Im Focus: From China to the South Pole: Joining forces to solve the neutrino mass puzzle

Study by Mainz physicists indicates that the next generation of neutrino experiments may well find the answer to one of the most pressing issues in neutrino physics

Among the most exciting challenges in modern physics is the identification of the neutrino mass ordering. Physicists from the Cluster of Excellence PRISMA+ at...

Im Focus: Therapies without drugs

Fraunhofer researchers are investigating the potential of microimplants to stimulate nerve cells and treat chronic conditions like asthma, diabetes, or Parkinson’s disease. Find out what makes this form of treatment so appealing and which challenges the researchers still have to master.

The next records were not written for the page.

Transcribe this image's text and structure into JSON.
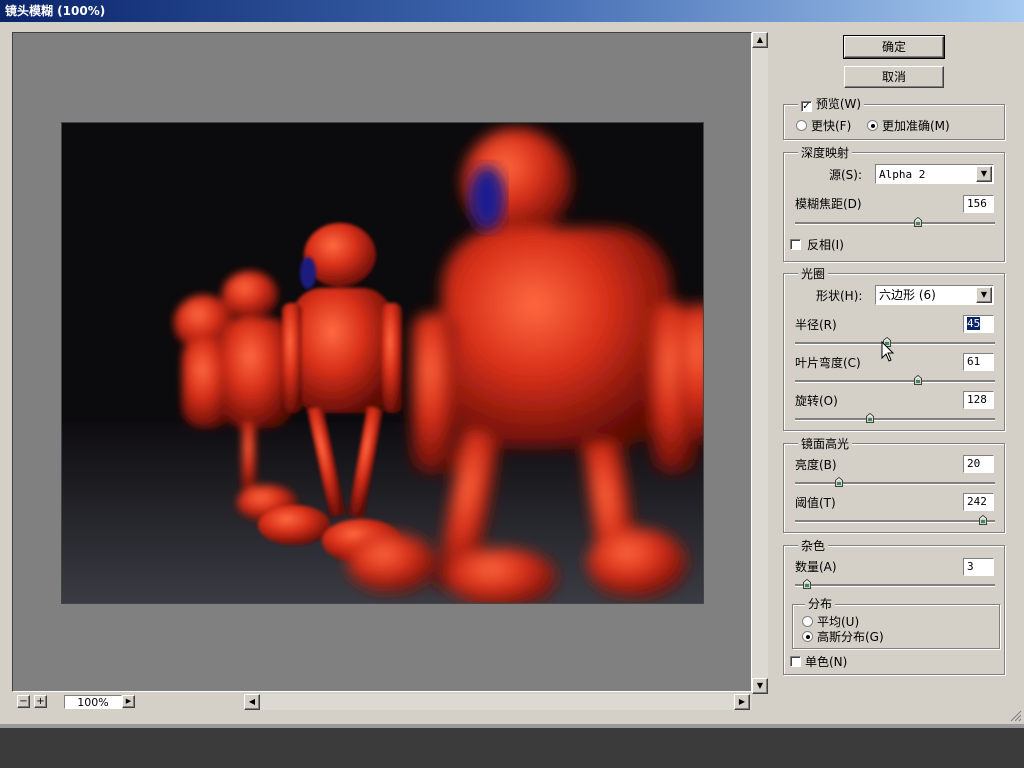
{
  "window": {
    "title": "镜头模糊 (100%)"
  },
  "buttons": {
    "ok": "确定",
    "cancel": "取消"
  },
  "preview": {
    "label": "预览(W)",
    "checked": true,
    "faster": "更快(F)",
    "more_accurate": "更加准确(M)",
    "selected_mode": "more_accurate"
  },
  "depth_map": {
    "title": "深度映射",
    "source_label": "源(S):",
    "source_value": "Alpha 2",
    "blur_focal_label": "模糊焦距(D)",
    "blur_focal_value": "156",
    "blur_focal_fraction": 0.61,
    "invert_label": "反相(I)",
    "invert_checked": false
  },
  "iris": {
    "title": "光圈",
    "shape_label": "形状(H):",
    "shape_value": "六边形 (6)",
    "radius_label": "半径(R)",
    "radius_value": "45",
    "radius_fraction": 0.45,
    "curvature_label": "叶片弯度(C)",
    "curvature_value": "61",
    "curvature_fraction": 0.61,
    "rotation_label": "旋转(O)",
    "rotation_value": "128",
    "rotation_fraction": 0.36
  },
  "specular": {
    "title": "镜面高光",
    "brightness_label": "亮度(B)",
    "brightness_value": "20",
    "brightness_fraction": 0.2,
    "threshold_label": "阈值(T)",
    "threshold_value": "242",
    "threshold_fraction": 0.95
  },
  "noise": {
    "title": "杂色",
    "amount_label": "数量(A)",
    "amount_value": "3",
    "amount_fraction": 0.03,
    "distribution_title": "分布",
    "uniform_label": "平均(U)",
    "gaussian_label": "高斯分布(G)",
    "selected_distribution": "gaussian",
    "mono_label": "单色(N)",
    "mono_checked": false
  },
  "zoom": {
    "value": "100%"
  },
  "icons": {
    "zoom_out": "minus-icon",
    "zoom_in": "plus-icon",
    "cursor": "arrow-cursor-icon"
  }
}
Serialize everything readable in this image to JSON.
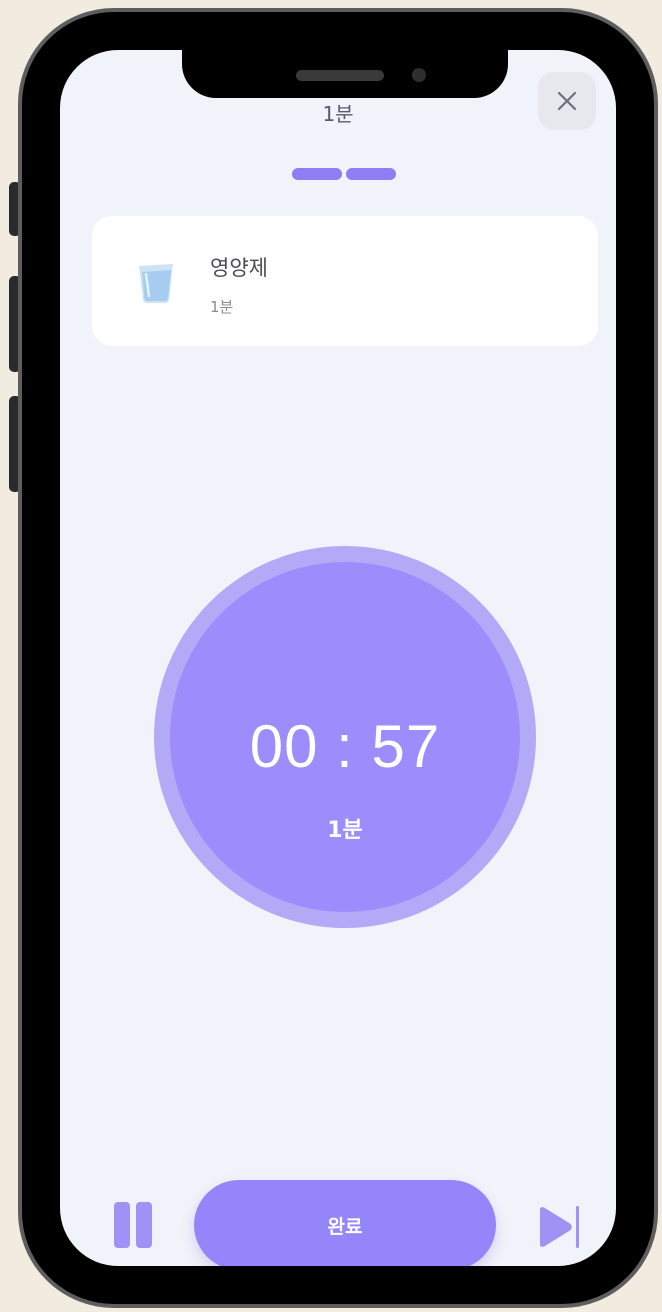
{
  "header": {
    "title": "1분",
    "close_icon": "close-icon"
  },
  "progress": {
    "segments": 2,
    "color": "#8d7ff3"
  },
  "task": {
    "icon": "water-cup-icon",
    "name": "영양제",
    "duration": "1분"
  },
  "timer": {
    "time": "00 : 57",
    "label": "1분",
    "color": "#9c8cfc"
  },
  "controls": {
    "pause_icon": "pause-icon",
    "done_label": "완료",
    "skip_icon": "skip-next-icon"
  },
  "colors": {
    "accent": "#9585fb",
    "background": "#f0f3f9"
  }
}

A study by the Robert Koch Institute has found that one in four women will suffer from weak bladders at some point in their lives. Treatments of this condition...

Im Focus: A step towards controlling spin-dependent petahertz electronics by material defects

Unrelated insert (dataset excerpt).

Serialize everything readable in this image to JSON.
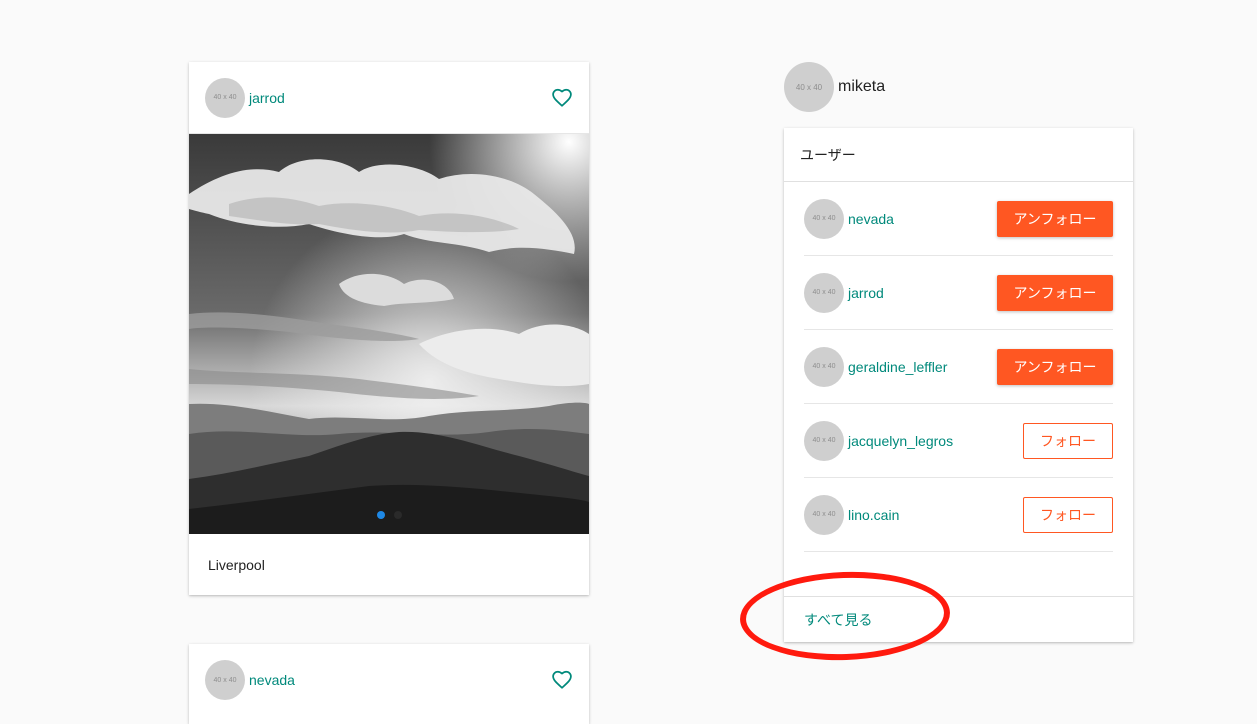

The operational speed of semiconductors in various electronic and optoelectronic devices is limited to several gigahertz (a billion oscillations per second). This constrains the upper limit of the operational speed of computing. Now researchers from the Max Planck Institute for the Structure and Dynamics of Matter in Hamburg, Germany, and the Indian Institute of Technology in Bombay have explained how these processes can be sped up through the use of light waves and defected solid materials.

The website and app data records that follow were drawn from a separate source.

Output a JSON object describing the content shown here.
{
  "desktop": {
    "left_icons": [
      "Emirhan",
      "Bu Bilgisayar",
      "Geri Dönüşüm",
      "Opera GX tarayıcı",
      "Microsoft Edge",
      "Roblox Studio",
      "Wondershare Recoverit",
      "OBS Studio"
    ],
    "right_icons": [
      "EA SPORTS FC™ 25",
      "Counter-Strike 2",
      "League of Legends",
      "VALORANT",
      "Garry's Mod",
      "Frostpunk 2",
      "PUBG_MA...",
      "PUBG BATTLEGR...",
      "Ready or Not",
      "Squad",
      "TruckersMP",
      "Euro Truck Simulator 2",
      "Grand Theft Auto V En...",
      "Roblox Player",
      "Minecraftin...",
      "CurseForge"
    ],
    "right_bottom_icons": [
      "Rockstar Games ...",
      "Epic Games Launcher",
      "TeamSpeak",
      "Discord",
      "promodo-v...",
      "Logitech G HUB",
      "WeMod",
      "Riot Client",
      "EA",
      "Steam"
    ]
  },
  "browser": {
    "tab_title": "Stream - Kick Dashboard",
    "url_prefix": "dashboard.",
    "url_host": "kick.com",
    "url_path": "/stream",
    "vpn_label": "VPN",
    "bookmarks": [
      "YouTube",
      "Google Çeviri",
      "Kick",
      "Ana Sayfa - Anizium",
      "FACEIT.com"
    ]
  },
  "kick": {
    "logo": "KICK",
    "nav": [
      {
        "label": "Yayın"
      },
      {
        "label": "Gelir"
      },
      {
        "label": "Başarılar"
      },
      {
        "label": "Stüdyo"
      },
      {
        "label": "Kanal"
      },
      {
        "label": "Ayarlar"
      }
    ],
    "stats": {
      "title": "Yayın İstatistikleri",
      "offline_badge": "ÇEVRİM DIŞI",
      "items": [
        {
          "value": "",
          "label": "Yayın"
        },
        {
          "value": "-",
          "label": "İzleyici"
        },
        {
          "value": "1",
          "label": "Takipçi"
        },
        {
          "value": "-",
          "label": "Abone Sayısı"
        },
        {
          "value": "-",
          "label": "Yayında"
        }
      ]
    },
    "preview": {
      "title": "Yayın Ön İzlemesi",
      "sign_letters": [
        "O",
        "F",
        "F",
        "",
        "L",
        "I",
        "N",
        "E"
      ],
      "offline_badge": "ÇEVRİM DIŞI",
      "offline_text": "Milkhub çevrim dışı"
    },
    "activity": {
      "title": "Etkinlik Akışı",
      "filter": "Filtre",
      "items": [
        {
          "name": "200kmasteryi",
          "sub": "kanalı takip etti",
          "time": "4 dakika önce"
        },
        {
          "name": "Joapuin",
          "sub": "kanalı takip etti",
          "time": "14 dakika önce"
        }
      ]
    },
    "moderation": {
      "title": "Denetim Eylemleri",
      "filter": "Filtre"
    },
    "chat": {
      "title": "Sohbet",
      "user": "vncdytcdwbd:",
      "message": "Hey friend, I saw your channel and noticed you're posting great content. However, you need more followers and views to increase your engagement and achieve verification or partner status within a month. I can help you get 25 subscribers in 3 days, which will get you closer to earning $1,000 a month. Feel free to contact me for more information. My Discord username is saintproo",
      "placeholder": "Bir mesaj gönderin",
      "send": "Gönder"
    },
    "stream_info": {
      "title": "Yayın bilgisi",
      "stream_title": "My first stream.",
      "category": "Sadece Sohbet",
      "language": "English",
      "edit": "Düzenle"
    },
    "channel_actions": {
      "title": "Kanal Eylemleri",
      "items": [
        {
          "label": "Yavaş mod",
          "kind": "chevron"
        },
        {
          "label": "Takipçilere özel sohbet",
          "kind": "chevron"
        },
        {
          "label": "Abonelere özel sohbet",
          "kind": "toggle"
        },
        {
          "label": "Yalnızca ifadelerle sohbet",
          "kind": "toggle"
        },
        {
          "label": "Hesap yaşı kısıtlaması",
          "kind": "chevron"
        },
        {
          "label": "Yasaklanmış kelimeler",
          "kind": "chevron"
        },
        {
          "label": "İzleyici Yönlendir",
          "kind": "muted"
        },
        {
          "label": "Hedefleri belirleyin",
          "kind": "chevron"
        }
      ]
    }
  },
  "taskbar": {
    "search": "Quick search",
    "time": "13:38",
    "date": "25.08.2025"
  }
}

Light waves perform several hundred trillion oscillations per second. Hence, it is natural to envision employing light oscillations to drive the electronic...

Im Focus: Freiburg researcher investigate the origins of surface texture

Most natural and artificial surfaces are rough: metals and even glasses that appear smooth to the naked eye can look like jagged mountain ranges under the microscope. There is currently no uniform theory about the origin of this roughness despite it being observed on all scales, from the atomic to the tectonic. Scientists suspect that the rough surface is formed by irreversible plastic deformation that occurs in many processes of mechanical machining of components such as milling.

Prof. Dr. Lars Pastewka from the Simulation group at the Department of Microsystems Engineering at the University of Freiburg and his team have simulated such...

All Focus news of the innovation-report >>>

Anzeige

Anzeige

VideoLinks
Industry & Economy
Event News

70th Lindau Nobel Laureate Meeting: Around 70 Laureates set to meet with young scientists from approx. 100 countries

12.02.2020 | Event News

11th Advanced Battery Power Conference, March 24-25, 2020 in Münster/Germany

16.01.2020 | Event News

Laser Colloquium Hydrogen LKH2: fast and reliable fuel cell manufacturing

15.01.2020 | Event News

 
Latest News

Scientists develop algorithm for researching evolution of species with WGD

26.02.2020 | Information Technology

MOF co-catalyst allows selectivity of branched aldehydes of up to 90%

26.02.2020 | Life Sciences

Structural framework for tumors also provides immune protection

26.02.2020 | Health and Medicine

VideoLinks
Science & Research
Overview of more VideoLinks >>>